Under the title “Me Too, With You: Christianity and Feminism,” the symposium was organized by the Ewha Theological Community, Ewha Institute for Women’s Theological Studies (EIWTS), the Department of Christian Studies, and the Ewha Graduate School of Theology.
Chae Soo-ji, head of the Christian Women’s Counseling Center, was invited to the event and presented her research on pastoral sexual abuse in Korea and discussed the key tasks Christian communities face in order to reform its authoritarian culture.
“According to last year’s survey carried out by the Presbyterian Church of Korea, 31 percent of respondents said they experienced some form of sexual harassment – which was a shocking number,” Chae said. “Although media attention on last August’s attempted child rape by a pastor pushed some churches to take action, others are rejecting requests for further measures.”
Pointing out that victims of sexual abuse are often silenced by witch-hunting and accusations of adultery, she emphasized the need for Christian organizations to take action.
Professor Kim Hye-ryung from the HOKMA College of General Education called for a reconsideration of how we should understand the ethicality of sex.
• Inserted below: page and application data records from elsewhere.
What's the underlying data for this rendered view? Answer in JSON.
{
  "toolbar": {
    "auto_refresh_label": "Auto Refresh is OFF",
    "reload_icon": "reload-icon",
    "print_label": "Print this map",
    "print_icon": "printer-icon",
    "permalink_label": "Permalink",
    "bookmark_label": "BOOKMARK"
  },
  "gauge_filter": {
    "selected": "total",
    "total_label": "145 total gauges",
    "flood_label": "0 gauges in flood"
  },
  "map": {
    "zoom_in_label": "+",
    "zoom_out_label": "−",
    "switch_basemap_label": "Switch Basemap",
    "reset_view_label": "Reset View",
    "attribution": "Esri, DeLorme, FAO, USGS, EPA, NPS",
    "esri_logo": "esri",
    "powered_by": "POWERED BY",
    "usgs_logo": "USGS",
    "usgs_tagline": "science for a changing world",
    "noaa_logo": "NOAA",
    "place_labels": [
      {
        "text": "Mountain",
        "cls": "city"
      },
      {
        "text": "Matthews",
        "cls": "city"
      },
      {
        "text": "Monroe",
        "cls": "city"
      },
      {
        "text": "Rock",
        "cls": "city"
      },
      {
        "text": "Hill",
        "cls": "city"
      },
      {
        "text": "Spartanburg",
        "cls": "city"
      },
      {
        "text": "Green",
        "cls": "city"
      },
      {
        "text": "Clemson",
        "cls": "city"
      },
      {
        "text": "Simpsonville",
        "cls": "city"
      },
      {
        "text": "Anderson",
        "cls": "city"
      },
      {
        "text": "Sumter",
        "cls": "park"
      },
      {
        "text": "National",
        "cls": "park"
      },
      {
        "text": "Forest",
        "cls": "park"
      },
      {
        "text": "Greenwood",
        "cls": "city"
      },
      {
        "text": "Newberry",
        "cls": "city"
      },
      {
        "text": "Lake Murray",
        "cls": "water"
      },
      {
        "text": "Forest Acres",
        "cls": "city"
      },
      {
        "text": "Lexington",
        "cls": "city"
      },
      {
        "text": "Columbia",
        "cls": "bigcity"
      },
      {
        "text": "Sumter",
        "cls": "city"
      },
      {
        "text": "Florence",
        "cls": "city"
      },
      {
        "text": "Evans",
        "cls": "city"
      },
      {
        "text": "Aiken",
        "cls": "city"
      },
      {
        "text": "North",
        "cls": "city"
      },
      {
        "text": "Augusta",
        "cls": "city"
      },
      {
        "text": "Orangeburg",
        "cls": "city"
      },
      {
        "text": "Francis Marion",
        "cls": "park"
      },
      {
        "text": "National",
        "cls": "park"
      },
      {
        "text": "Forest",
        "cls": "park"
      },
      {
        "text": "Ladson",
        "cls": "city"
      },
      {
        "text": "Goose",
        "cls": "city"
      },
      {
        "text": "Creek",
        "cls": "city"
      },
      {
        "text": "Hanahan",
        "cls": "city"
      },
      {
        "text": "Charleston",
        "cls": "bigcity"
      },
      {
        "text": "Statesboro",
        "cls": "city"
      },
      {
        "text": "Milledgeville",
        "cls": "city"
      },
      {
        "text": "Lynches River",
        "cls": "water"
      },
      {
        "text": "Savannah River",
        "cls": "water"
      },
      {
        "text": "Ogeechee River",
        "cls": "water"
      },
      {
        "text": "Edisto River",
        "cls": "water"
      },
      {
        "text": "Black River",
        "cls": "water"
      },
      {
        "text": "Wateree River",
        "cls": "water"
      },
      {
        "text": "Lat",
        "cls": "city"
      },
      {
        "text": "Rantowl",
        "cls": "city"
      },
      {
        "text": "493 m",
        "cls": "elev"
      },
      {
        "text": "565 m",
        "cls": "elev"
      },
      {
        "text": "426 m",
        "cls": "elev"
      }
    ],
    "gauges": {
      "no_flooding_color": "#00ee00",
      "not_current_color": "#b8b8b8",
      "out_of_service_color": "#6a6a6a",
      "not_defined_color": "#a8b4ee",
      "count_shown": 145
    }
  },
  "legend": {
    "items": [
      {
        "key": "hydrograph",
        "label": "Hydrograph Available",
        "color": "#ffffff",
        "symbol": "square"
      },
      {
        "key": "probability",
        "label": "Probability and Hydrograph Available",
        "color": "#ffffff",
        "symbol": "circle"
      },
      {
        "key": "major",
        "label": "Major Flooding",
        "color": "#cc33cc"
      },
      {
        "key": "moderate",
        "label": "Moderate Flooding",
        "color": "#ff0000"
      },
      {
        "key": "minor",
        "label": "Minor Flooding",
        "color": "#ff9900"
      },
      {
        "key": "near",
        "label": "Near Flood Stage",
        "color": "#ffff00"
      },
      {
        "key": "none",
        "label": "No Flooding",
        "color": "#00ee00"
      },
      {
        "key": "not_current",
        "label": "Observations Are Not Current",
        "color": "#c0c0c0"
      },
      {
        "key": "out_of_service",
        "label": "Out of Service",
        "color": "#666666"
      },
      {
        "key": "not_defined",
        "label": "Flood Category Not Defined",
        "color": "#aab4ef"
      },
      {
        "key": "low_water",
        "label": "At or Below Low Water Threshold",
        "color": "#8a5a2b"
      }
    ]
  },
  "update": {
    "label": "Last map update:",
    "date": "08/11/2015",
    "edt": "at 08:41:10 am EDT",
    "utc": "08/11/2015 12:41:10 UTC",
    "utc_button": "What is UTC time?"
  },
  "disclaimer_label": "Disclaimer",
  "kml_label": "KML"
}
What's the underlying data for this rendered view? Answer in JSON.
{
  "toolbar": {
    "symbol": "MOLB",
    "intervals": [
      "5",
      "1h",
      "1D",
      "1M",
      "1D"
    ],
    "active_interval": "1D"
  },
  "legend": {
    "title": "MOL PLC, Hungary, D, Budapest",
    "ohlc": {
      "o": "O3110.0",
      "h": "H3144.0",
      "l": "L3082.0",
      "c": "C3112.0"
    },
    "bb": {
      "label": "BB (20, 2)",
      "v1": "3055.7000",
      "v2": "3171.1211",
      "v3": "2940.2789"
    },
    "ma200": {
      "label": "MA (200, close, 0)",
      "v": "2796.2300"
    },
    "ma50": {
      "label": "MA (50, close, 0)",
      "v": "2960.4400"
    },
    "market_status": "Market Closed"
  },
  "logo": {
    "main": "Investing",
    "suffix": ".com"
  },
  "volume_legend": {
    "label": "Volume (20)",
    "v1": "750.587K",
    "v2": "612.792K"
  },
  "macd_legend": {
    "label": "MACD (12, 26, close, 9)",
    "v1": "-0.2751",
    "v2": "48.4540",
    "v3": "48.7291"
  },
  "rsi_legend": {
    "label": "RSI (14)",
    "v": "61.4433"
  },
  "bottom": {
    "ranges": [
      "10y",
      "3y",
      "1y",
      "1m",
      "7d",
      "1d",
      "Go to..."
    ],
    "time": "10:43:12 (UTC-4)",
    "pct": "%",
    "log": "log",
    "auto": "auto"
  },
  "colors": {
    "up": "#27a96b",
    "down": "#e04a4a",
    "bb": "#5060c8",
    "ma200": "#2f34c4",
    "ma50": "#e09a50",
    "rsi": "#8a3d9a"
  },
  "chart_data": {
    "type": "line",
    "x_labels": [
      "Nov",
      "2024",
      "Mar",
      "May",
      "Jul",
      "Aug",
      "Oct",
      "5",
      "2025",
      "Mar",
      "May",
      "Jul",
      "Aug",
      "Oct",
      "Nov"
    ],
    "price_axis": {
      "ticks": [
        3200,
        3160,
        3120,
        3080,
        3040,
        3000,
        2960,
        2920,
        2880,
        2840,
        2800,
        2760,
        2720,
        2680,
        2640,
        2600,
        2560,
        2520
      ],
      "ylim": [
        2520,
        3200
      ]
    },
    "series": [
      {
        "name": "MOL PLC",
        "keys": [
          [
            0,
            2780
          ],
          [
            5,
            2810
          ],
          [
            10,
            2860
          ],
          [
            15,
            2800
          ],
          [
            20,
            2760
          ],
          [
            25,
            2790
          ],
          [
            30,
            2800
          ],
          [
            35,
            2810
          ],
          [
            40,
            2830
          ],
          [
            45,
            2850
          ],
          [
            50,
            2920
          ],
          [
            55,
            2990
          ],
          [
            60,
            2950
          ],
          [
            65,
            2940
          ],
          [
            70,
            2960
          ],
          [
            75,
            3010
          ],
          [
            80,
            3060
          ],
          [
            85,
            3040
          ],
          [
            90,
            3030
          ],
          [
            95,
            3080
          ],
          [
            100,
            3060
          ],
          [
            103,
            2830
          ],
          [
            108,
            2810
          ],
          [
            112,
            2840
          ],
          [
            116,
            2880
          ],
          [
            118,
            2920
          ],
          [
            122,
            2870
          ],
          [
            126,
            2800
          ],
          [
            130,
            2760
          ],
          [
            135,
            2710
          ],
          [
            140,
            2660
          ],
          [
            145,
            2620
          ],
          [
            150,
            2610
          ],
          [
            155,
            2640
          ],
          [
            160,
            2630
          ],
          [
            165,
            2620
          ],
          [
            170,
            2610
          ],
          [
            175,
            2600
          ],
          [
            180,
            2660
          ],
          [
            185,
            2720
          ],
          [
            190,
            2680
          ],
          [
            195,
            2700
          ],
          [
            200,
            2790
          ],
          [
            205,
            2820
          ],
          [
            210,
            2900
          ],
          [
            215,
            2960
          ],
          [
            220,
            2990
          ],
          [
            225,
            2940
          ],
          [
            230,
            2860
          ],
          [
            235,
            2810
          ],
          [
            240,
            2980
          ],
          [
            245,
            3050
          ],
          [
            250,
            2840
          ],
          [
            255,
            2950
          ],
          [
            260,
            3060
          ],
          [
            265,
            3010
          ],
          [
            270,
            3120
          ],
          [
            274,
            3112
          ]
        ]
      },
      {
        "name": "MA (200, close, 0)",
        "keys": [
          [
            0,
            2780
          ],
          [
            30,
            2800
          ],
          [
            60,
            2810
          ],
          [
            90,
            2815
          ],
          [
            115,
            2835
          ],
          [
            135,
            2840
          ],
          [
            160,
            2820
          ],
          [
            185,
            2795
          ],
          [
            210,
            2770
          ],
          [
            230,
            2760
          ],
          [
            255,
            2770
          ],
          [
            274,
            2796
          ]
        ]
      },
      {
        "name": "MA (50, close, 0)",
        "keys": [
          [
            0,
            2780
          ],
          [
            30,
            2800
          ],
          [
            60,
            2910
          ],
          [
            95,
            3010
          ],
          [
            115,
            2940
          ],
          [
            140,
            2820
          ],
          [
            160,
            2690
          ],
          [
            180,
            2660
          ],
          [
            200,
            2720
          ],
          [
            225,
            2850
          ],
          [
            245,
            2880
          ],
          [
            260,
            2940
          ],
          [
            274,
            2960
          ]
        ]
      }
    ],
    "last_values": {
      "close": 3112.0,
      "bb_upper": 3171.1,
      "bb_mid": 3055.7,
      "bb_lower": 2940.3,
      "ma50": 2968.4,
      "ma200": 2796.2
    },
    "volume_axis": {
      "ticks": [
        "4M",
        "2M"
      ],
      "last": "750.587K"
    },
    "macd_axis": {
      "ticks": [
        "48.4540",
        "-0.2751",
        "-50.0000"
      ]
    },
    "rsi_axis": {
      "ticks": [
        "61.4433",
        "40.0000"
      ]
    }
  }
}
Ancient societies punished adultery, prostitution, and sexual violence as equal “defilements.” Similarly, many ethicists denounced any extramarital affair because it violated the oath of fidelity, and people often view victims of sexual assault as “crime-inducers.”
“The traditional view that sees marriage and fidelity as standards of ethicality can explain nothing about the immorality of sexual violence which can happen regardless of marital relationships,” Kim said. “I find sexual violence as immoral because it is a coerced destruction of the counterpart’s ‘otherness,’ which is what lies in the core of love’s longing towards another.”
Presenters emphasized that a critical, unbiased approach on these topics – sex, sexuality, and the body – are required for a complete change in our attitude towards these delicate subjects, since they are often exempted from or lopsidedly proposed in education curricula.
“Our churches don’t even touch upon the subject of sexuality because we have a culture of regarding sexuality and the female body itself as a sin,” said professor Paik Eun-mi from the Department of Christian Studies. “This is a huge problem because the absence of education does not simply result in ignorance, but provides room for distortion, and creates a prejudiced view towards the subject.”
Professor Paik continued that the absence of women and women’s sexuality in religious texts and activities have led to a very narrow-minded understanding of women’s spiritual and secular lives.
“In order to break down the tradition of misogyny that we have acquired from the unspoken premises of religious bodies, it is required for members of the community to actively rethink on how we are teaching gender, sexuality and the body,” she said.